Residents rally at Parliament to push for reform poll
SOUTH Perth’s Cecilia Brooke joined others outside State Parliament last Tuesday to call for a vote on planned council mergers.
In October, the Government said it would cut metropolitan councils from 30 to 16, some via boundary adjustments that do not require a vote and three amalgamations with polls.
However, merger critics say some boundary adjustments were chosen to prevent the public using the Local Government Act’s Dadour Amendment that says a petition of at least 250 signatures can trigger a poll, at which half of electors must vote for a valid decision.
Opposition Leader Mark McGowan took Subiaco, SerpentineJarrahdale, Canning, Vincent, South Perth and Kalamunda residents’ petitions to Parliament, while other Cockburn, Kwinana and City Beach petitions may be ready by December 5.

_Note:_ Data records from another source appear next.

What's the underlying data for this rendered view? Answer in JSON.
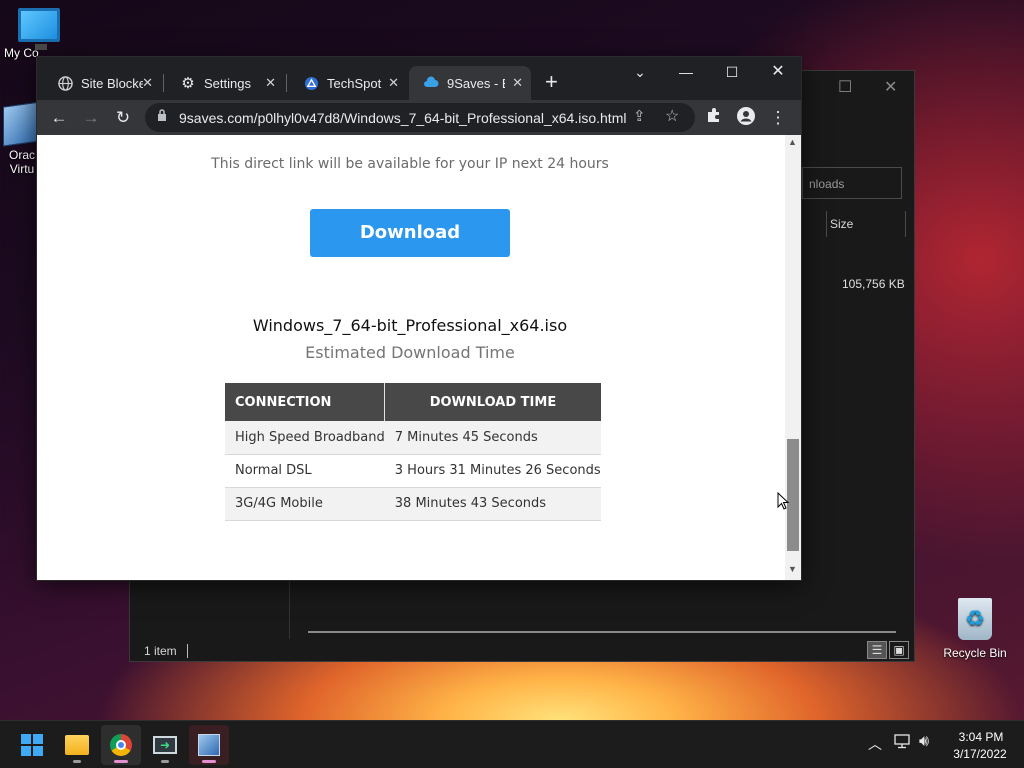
{
  "desktop": {
    "icons": [
      {
        "label": "My Co"
      },
      {
        "label": "Orac Virtu"
      },
      {
        "label": "Recycle Bin"
      }
    ]
  },
  "explorer": {
    "search_placeholder": "nloads",
    "size_header": "Size",
    "file_size": "105,756 KB",
    "status_count": "1 item"
  },
  "browser": {
    "tabs": [
      {
        "title": "Site Blocke",
        "icon": "globe-icon",
        "active": false
      },
      {
        "title": "Settings",
        "icon": "gear-icon",
        "active": false
      },
      {
        "title": "TechSpot |",
        "icon": "techspot-icon",
        "active": false
      },
      {
        "title": "9Saves - E",
        "icon": "cloud-icon",
        "active": true
      }
    ],
    "url": "9saves.com/p0lhyl0v47d8/Windows_7_64-bit_Professional_x64.iso.html"
  },
  "page": {
    "availability_note": "This direct link will be available for your IP next 24 hours",
    "download_label": "Download",
    "file_name": "Windows_7_64-bit_Professional_x64.iso",
    "estimate_heading": "Estimated Download Time",
    "table": {
      "headers": [
        "CONNECTION",
        "DOWNLOAD TIME"
      ],
      "rows": [
        [
          "High Speed Broadband",
          "7 Minutes 45 Seconds"
        ],
        [
          "Normal DSL",
          "3 Hours 31 Minutes 26 Seconds"
        ],
        [
          "3G/4G Mobile",
          "38 Minutes 43 Seconds"
        ]
      ]
    }
  },
  "taskbar": {
    "time": "3:04 PM",
    "date": "3/17/2022",
    "apps": [
      "windows-start",
      "file-explorer",
      "chrome",
      "remote-desktop",
      "virtualbox"
    ]
  },
  "colors": {
    "download_button": "#2c97ee",
    "table_header": "#484848",
    "tabstrip": "#202124",
    "toolbar": "#35363a"
  }
}
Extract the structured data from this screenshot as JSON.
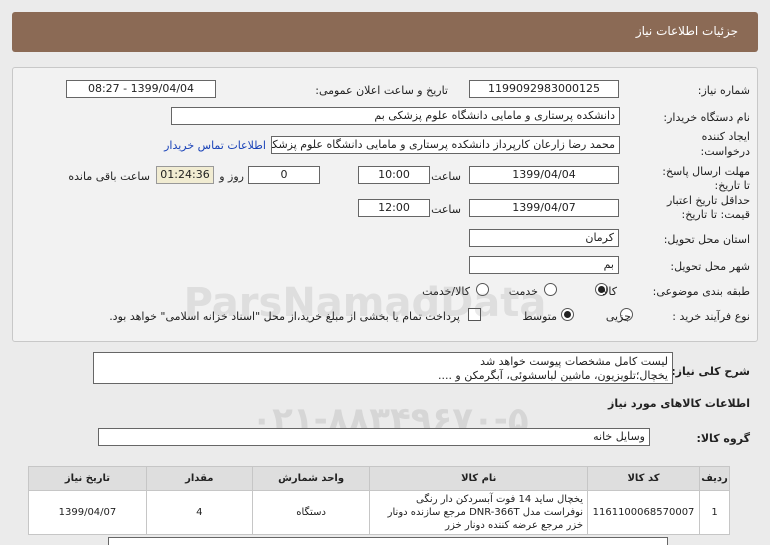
{
  "header": {
    "title": "جزئیات اطلاعات نیاز"
  },
  "form": {
    "need_number_label": "شماره نیاز:",
    "need_number": "1199092983000125",
    "announce_label": "تاریخ و ساعت اعلان عمومی:",
    "announce_value": "1399/04/04 - 08:27",
    "buyer_label": "نام دستگاه خریدار:",
    "buyer_value": "دانشکده پرستاری و مامایی دانشگاه علوم پزشکی بم",
    "creator_label_1": "ایجاد کننده",
    "creator_label_2": "درخواست:",
    "creator_value": "محمد رضا  زارعان  کارپرداز دانشکده پرستاری و مامایی دانشگاه علوم پزشکی بم",
    "contact_link": "اطلاعات تماس خریدار",
    "deadline_label_1": "مهلت ارسال پاسخ:",
    "deadline_label_2": "تا تاریخ:",
    "deadline_date": "1399/04/04",
    "time_label": "ساعت",
    "deadline_time": "10:00",
    "days_value": "0",
    "days_label": "روز و",
    "timer_value": "01:24:36",
    "remaining_label": "ساعت باقی مانده",
    "validity_label_1": "حداقل تاریخ اعتبار",
    "validity_label_2": "قیمت: تا تاریخ:",
    "validity_date": "1399/04/07",
    "validity_time_label": "ساعت",
    "validity_time": "12:00",
    "province_label": "استان محل تحویل:",
    "province_value": "کرمان",
    "city_label": "شهر محل تحویل:",
    "city_value": "بم",
    "category_label": "طبقه بندی موضوعی:",
    "category_options": [
      "کالا",
      "خدمت",
      "کالا/خدمت"
    ],
    "category_selected": "کالا",
    "process_label": "نوع فرآیند خرید :",
    "process_options": [
      "جزیی",
      "متوسط"
    ],
    "process_selected": "متوسط",
    "payment_note": "پرداخت تمام یا بخشی از مبلغ خرید،از محل \"اسناد خزانه اسلامی\" خواهد بود."
  },
  "summary": {
    "label": "شرح کلی نیاز:",
    "line1": "لیست کامل مشخصات پیوست خواهد شد",
    "line2": "یخچال؛تلویزیون، ماشین لباسشوئی، آبگرمکن و ...."
  },
  "goods": {
    "section_title": "اطلاعات کالاهای مورد نیاز",
    "group_label": "گروه کالا:",
    "group_value": "وسایل خانه",
    "columns": [
      "ردیف",
      "کد کالا",
      "نام کالا",
      "واحد شمارش",
      "مقدار",
      "تاریخ نیاز"
    ],
    "rows": [
      {
        "row": "1",
        "code": "1161100068570007",
        "name": "یخچال ساید 14 فوت آبسردکن دار رنگی نوفراست مدل DNR-366T مرجع سازنده دونار خزر مرجع عرضه کننده دونار خزر",
        "unit": "دستگاه",
        "qty": "4",
        "date": "1399/04/07"
      }
    ]
  },
  "watermark": {
    "text1": "ParsNamadData",
    "text2": "۰۲۱-۸۸۳۴۹۶۷۰-۵"
  }
}
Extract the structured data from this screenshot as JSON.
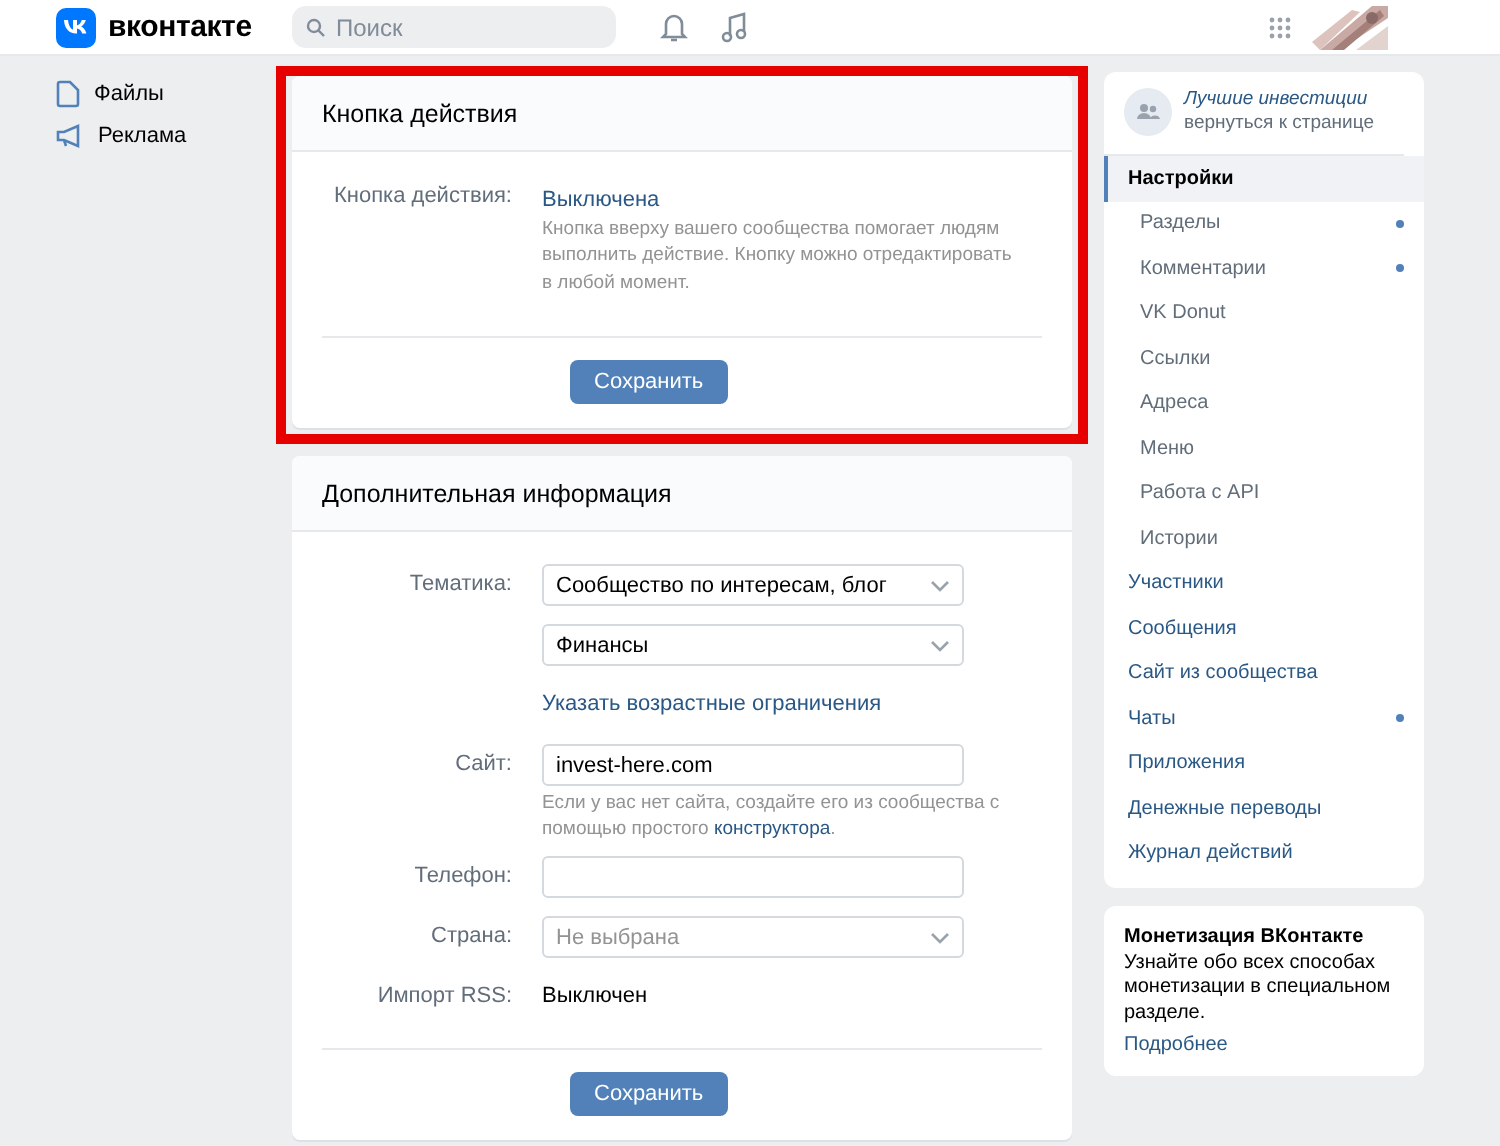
{
  "header": {
    "logo": "вконтакте",
    "search": {
      "placeholder": "Поиск"
    }
  },
  "left_menu": [
    {
      "label": "Файлы"
    },
    {
      "label": "Реклама"
    }
  ],
  "action_card": {
    "title": "Кнопка действия",
    "highlighted": true,
    "label": "Кнопка действия:",
    "value": "Выключена",
    "description": "Кнопка вверху вашего сообщества помогает людям выполнить действие. Кнопку можно отредактировать в любой момент.",
    "button": "Сохранить"
  },
  "info_card": {
    "title": "Дополнительная информация",
    "rows": [
      {
        "kind": "dropdown",
        "label": "Тематика:",
        "value": "Сообщество по интересам, блог"
      },
      {
        "kind": "dropdown",
        "value": "Финансы"
      },
      {
        "kind": "link",
        "value": "Указать возрастные ограничения"
      },
      {
        "kind": "input",
        "label": "Сайт:",
        "value": "invest-here.com",
        "hint": "Если у вас нет сайта, создайте его из сообщества с помощью простого **конструктора**."
      },
      {
        "kind": "input",
        "label": "Телефон:"
      },
      {
        "kind": "dropdown",
        "label": "Страна:",
        "placeholder": "Не выбрана"
      },
      {
        "kind": "text",
        "label": "Импорт RSS:",
        "value": "Выключен"
      }
    ],
    "button": "Сохранить"
  },
  "community": {
    "name": "Лучшие инвестиции",
    "back": "вернуться к странице"
  },
  "nav": [
    {
      "label": "Настройки",
      "kind": "main",
      "selected": true,
      "dot": false
    },
    {
      "label": "Разделы",
      "kind": "sub",
      "selected": false,
      "dot": true
    },
    {
      "label": "Комментарии",
      "kind": "sub",
      "selected": false,
      "dot": true
    },
    {
      "label": "VK Donut",
      "kind": "sub",
      "selected": false,
      "dot": false
    },
    {
      "label": "Ссылки",
      "kind": "sub",
      "selected": false,
      "dot": false
    },
    {
      "label": "Адреса",
      "kind": "sub",
      "selected": false,
      "dot": false
    },
    {
      "label": "Меню",
      "kind": "sub",
      "selected": false,
      "dot": false
    },
    {
      "label": "Работа с API",
      "kind": "sub",
      "selected": false,
      "dot": false
    },
    {
      "label": "Истории",
      "kind": "sub",
      "selected": false,
      "dot": false
    },
    {
      "label": "Участники",
      "kind": "main",
      "selected": false,
      "dot": false
    },
    {
      "label": "Сообщения",
      "kind": "main",
      "selected": false,
      "dot": false
    },
    {
      "label": "Сайт из сообщества",
      "kind": "main",
      "selected": false,
      "dot": false
    },
    {
      "label": "Чаты",
      "kind": "main",
      "selected": false,
      "dot": true
    },
    {
      "label": "Приложения",
      "kind": "main",
      "selected": false,
      "dot": false
    },
    {
      "label": "Денежные переводы",
      "kind": "main",
      "selected": false,
      "dot": false
    },
    {
      "label": "Журнал действий",
      "kind": "main",
      "selected": false,
      "dot": false
    }
  ],
  "promo": {
    "title": "Монетизация ВКонтакте",
    "text": "Узнайте обо всех способах монетизации в специальном разделе.",
    "link": "Подробнее"
  }
}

“My concern is for 10,000 people in Canning joining the South Perth-Victoria Park merger, who don’t have a vote, when many are from low socio-economic areas where they are the going to get extra rates (from) a merger,” Ms Brooke said.
Victoria Park residents also want to know how their merger with South Perth will survive when Premier Colin Barnett has mooted putting the Burswood Peninsula in to the new City of Perth in five years.
Petitioners allege the Government corrupted the Dadour Amendment when it chose boundary adjustments ahead of amalgamations.
“Boundary adjustments are only supposed to be for minor changes of a council’s borders, like adding a new park or a couple of streets, not taking over an entire council,” Serpentine-Jarrahdale resident Maureen Humphreys said.
On November 25, the Supreme Court will hear a legal bid alleging that the merger process was illegal, as well as a separate request for a judicial review of why boundary adjustments were chosen.
Petition organisers Jackie Dines, Greg Jones, Ian Ker, Cecilia Brooke, Mary Harris, Mary Adams, John Humphreys and Subiaco Mayor Heather Henderson.